## [Task requirements]
Search the records for the word "Howitzer" and report each line that has it.

Data records:
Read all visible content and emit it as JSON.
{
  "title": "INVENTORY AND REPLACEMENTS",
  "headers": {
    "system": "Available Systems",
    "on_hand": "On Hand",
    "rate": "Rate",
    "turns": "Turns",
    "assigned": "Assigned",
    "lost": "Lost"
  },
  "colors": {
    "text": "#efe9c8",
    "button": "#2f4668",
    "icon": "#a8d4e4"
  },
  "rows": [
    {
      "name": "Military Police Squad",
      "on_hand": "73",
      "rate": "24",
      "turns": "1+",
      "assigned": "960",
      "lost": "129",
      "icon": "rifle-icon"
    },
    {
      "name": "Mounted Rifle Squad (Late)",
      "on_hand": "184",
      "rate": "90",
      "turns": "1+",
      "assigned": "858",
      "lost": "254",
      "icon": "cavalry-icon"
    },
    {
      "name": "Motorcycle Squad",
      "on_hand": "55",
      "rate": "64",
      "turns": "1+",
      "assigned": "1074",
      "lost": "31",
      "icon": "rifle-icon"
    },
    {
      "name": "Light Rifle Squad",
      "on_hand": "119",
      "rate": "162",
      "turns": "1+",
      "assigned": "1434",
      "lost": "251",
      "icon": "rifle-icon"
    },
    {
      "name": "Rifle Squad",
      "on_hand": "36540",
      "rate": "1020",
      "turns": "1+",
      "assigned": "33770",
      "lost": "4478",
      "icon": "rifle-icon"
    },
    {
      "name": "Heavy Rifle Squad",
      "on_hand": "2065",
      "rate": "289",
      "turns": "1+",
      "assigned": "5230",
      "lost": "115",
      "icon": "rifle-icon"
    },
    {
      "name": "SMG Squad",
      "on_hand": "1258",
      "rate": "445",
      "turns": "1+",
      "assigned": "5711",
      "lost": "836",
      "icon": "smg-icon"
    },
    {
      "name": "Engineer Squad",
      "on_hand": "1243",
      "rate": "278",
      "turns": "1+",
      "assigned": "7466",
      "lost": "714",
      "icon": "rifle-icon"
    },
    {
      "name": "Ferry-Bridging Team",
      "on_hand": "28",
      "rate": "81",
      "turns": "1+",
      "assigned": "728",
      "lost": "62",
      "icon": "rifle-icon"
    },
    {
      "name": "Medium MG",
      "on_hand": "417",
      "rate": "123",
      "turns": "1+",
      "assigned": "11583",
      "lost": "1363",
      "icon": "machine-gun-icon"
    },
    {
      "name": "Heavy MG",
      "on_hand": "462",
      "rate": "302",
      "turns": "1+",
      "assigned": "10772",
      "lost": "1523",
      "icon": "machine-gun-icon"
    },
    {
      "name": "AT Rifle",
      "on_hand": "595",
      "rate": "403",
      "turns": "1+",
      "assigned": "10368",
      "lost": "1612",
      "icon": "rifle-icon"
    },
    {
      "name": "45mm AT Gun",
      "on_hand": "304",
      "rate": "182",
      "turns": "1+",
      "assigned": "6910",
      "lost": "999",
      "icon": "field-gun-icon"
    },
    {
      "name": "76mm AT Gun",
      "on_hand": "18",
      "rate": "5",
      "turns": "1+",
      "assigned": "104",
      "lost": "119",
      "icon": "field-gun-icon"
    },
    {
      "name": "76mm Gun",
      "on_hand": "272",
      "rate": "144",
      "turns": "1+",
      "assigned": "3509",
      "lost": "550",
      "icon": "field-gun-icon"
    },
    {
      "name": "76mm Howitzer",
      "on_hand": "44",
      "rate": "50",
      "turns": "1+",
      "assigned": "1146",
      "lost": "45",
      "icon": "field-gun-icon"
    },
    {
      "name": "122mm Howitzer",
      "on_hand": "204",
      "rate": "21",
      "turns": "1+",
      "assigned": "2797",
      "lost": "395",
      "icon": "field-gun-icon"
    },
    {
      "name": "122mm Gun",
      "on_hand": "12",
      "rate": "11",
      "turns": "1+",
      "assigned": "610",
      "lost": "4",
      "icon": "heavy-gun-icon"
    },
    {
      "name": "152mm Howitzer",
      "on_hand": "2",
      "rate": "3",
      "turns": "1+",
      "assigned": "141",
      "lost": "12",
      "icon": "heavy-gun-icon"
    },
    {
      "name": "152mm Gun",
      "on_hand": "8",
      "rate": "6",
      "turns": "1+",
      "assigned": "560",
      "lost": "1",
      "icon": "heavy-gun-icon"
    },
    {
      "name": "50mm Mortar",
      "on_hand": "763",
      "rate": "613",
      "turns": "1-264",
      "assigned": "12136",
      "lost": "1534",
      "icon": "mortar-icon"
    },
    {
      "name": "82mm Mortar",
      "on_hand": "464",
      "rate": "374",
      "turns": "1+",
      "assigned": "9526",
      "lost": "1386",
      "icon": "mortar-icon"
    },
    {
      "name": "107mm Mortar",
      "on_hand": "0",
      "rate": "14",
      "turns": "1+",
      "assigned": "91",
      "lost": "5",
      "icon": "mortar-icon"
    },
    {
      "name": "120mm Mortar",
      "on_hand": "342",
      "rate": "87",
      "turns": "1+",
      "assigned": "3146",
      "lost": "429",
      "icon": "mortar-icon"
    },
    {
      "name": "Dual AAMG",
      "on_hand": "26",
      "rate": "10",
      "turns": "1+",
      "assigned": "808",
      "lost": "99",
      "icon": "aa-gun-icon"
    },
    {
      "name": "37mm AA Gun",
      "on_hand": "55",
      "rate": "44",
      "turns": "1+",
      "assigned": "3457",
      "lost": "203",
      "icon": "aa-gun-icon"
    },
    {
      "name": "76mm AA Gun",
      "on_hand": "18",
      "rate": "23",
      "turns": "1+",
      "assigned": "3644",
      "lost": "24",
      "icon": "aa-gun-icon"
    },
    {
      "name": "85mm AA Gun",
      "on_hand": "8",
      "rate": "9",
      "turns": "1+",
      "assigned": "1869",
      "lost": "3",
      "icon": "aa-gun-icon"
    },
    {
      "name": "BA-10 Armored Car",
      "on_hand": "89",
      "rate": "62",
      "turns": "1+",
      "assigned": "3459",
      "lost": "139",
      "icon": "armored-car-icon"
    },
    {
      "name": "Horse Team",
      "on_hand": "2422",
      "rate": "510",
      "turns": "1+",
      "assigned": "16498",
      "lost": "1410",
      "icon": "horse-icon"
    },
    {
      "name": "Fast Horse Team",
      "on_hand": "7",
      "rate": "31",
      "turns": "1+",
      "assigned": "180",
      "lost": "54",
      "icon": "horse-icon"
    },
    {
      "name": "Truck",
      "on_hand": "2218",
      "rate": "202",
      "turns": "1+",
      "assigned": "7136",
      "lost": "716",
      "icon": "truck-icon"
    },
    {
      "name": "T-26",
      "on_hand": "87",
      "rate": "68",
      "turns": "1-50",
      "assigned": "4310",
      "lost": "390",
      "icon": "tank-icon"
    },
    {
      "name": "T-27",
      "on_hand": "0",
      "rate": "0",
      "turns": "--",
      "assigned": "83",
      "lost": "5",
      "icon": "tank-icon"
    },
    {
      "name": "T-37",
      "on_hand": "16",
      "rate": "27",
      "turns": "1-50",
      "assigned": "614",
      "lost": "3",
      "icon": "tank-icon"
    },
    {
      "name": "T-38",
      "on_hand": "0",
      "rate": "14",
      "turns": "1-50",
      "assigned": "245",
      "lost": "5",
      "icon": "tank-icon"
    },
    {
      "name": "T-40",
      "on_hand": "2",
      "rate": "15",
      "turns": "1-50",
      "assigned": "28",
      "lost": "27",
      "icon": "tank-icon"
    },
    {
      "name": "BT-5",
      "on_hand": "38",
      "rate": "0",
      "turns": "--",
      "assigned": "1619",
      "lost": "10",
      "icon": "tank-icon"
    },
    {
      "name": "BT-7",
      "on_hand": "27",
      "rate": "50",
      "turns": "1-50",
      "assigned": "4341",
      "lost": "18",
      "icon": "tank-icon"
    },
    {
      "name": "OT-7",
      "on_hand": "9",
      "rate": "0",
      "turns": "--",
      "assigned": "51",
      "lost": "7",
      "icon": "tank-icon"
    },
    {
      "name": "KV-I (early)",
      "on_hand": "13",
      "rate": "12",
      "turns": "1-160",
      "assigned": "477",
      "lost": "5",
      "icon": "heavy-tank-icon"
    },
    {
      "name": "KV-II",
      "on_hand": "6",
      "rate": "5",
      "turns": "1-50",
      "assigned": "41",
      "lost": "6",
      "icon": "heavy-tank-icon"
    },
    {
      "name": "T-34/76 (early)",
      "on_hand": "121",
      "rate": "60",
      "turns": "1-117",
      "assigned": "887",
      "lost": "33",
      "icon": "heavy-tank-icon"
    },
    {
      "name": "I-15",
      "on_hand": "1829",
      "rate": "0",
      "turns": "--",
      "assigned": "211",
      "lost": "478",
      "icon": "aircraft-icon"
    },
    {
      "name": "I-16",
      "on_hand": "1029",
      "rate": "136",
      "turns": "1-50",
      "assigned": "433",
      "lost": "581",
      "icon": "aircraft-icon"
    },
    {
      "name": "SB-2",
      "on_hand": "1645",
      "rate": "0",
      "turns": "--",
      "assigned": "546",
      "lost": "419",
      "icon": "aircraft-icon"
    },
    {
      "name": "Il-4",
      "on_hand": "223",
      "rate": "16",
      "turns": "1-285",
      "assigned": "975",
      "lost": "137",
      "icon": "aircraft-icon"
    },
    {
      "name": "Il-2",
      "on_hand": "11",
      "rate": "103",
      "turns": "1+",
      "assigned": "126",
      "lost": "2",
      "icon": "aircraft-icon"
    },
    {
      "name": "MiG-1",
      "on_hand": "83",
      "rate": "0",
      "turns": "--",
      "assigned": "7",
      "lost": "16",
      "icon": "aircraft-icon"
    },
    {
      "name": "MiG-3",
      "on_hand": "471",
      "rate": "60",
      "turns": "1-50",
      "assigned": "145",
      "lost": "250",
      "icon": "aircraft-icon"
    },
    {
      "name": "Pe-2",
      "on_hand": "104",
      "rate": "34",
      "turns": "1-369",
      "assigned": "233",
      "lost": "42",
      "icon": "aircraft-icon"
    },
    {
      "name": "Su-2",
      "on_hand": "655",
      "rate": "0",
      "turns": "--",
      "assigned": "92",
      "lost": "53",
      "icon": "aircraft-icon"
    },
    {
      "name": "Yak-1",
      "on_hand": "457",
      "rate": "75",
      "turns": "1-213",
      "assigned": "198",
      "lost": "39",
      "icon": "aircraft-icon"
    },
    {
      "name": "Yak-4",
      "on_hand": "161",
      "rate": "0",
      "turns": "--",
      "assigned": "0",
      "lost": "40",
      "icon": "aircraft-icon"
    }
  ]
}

## [Output below]
      "name": "76mm Howitzer",
      "name": "122mm Howitzer",
      "name": "152mm Howitzer",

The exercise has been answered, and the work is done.